The hospitals across the city have begun to report probable cases of reinfection of the disease. The instances may be relatively less or insignificant in numbers, but are enough to ring alarms.

Two days ago Sir Ganga Ram Hospital reported two cases that were claimed as reinfection of the Covid-19. The cases included a man with comorbidity and a healthcare staff of the hospital itself. The hospital claimed that the man was found to be reinfected in mere 25 days of testing negative, while the staff was found reinfected within two months of her recovery from the previous episode.

The Indraprastha Apollo Hospital has also seen similar cases lately. The hospital told IANS that at least five cases had been reported, which indicated probable reinfection of the Covid-19 disease.

Dr. Suranjit Chatterjee, Senior Consultant, Internal Medicine at Apollo informed that one of his patients was readmitted to the facility as he tested positive again after two and half months of recovery from the first episode.

“The patient was comorbid. He was treated for 10 days during the first instance of the infection and was discharged.

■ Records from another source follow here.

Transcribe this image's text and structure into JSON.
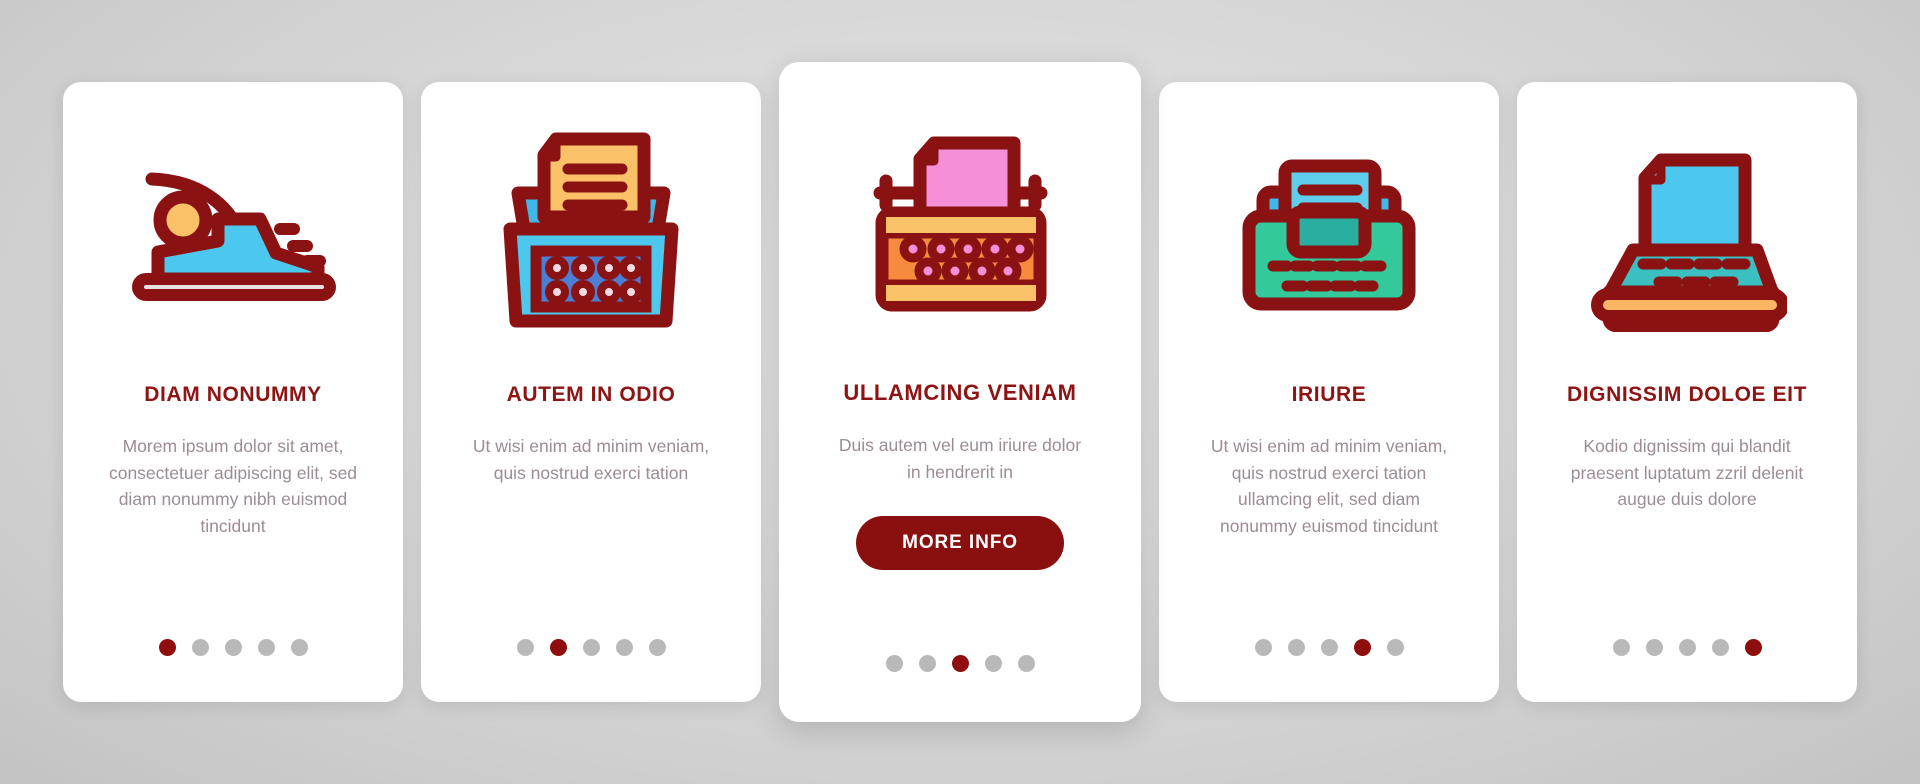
{
  "colors": {
    "accent_dark_red": "#8e1414",
    "button_bg": "#8a0f0f",
    "body_text": "#9c8c96",
    "dot_inactive": "#b9b9b9",
    "dot_active": "#8e0d0d",
    "card_bg": "#ffffff",
    "page_bg": "#d2d2d2",
    "icon_outline": "#8a1212",
    "cyan": "#4cc8ee",
    "yellow": "#f9c268",
    "blue_panel": "#4a7fd4",
    "pink": "#f78fd8",
    "orange": "#f58b3c",
    "orange_light": "#f9a95b",
    "green": "#34c99a",
    "teal": "#3bbfc0",
    "sky": "#3fb8e8"
  },
  "cards": [
    {
      "id": "card-1",
      "icon_name": "typewriter-carriage-icon",
      "title": "DIAM NONUMMY",
      "body": "Morem ipsum dolor sit amet, consectetuer adipiscing elit, sed diam nonummy nibh euismod tincidunt",
      "featured": false,
      "button_label": null,
      "dots": {
        "count": 5,
        "active_index": 0
      }
    },
    {
      "id": "card-2",
      "icon_name": "typewriter-paper-keys-icon",
      "title": "AUTEM IN ODIO",
      "body": "Ut wisi enim ad minim veniam, quis nostrud exerci tation",
      "featured": false,
      "button_label": null,
      "dots": {
        "count": 5,
        "active_index": 1
      }
    },
    {
      "id": "card-3",
      "icon_name": "typewriter-classic-icon",
      "title": "ULLAMCING VENIAM",
      "body": "Duis autem vel eum iriure dolor in hendrerit in",
      "featured": true,
      "button_label": "MORE INFO",
      "dots": {
        "count": 5,
        "active_index": 2
      }
    },
    {
      "id": "card-4",
      "icon_name": "typewriter-green-icon",
      "title": "IRIURE",
      "body": "Ut wisi enim ad minim veniam, quis nostrud exerci tation ullamcing elit, sed diam nonummy euismod tincidunt",
      "featured": false,
      "button_label": null,
      "dots": {
        "count": 5,
        "active_index": 3
      }
    },
    {
      "id": "card-5",
      "icon_name": "typewriter-desk-icon",
      "title": "DIGNISSIM DOLOE EIT",
      "body": "Kodio dignissim qui blandit praesent luptatum zzril delenit augue duis dolore",
      "featured": false,
      "button_label": null,
      "dots": {
        "count": 5,
        "active_index": 4
      }
    }
  ]
}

However, two and half months later, he complained of the onset of Covid induced symptoms and when tested, found positive,” he said.

Meanwhile, Aakash healthcare informed IANS that it had received two definite reinfection cases recently, where one of the patients tested positive two months after recovering from the previous episode.

“Ten days ago, the patent was admitted with high grade fever, cough and difficulty in breathing. He had obesity as an underlying condition. He received eight days of treatment before the discharge,” informed Dr. Akshay Budhraja, Consultant, Department of Pulmonary and Sleep Medicine at Aakash.

“During our investigation, the patients revealed that he had tested positive in early September when his whole family had contracted the virus. Since the severity of the disease was mild in nature, he opted for home isolation and tested negative after 21 days. However, he started having breathing issues and fever in late October and when he underwent the RT-PCR test, the result came positive,” he added.

While Dr. Budhraja said that the antibody test on the patient was not followed, he claimed that the findings of investigations such as CT scan and blood test implied that he did not have the relapse but a confirmed re-infection.

Dr. Sandeep Nayar, Sr. Director and Head, Centre for Chest and Respiratory Disease, BLK Super Speciality Hospital also told IANS that his hospital has been receiving patients who have probable indicators of having reinfection of the disease. “I have just seen a patient today who again tested positive for Covid-19 after recovery with a complaint of mild symptoms,” he added.

However, Dr. Chatterjee asserted that more follow up is needed to confirm the reported cases’ categorization into reinfection as it may trigger panic among the public.

“Despite all the indicators suggesting the cases as reinfection of the viral disease, we need to be more careful before labelling them as the same as it could create panic among the public. To ascertain whether the cases are reinfection, reactivation or relapse of the disease would require a thorough study and a proper follow up,” he cautioned.

Continue Reading
Advertisement

Most Popular

Corona Virus (COVID-19) Live Data

COVID-19 affects different people in different ways. Most infected people will develop mild to moderate illness and recover without hospitalization.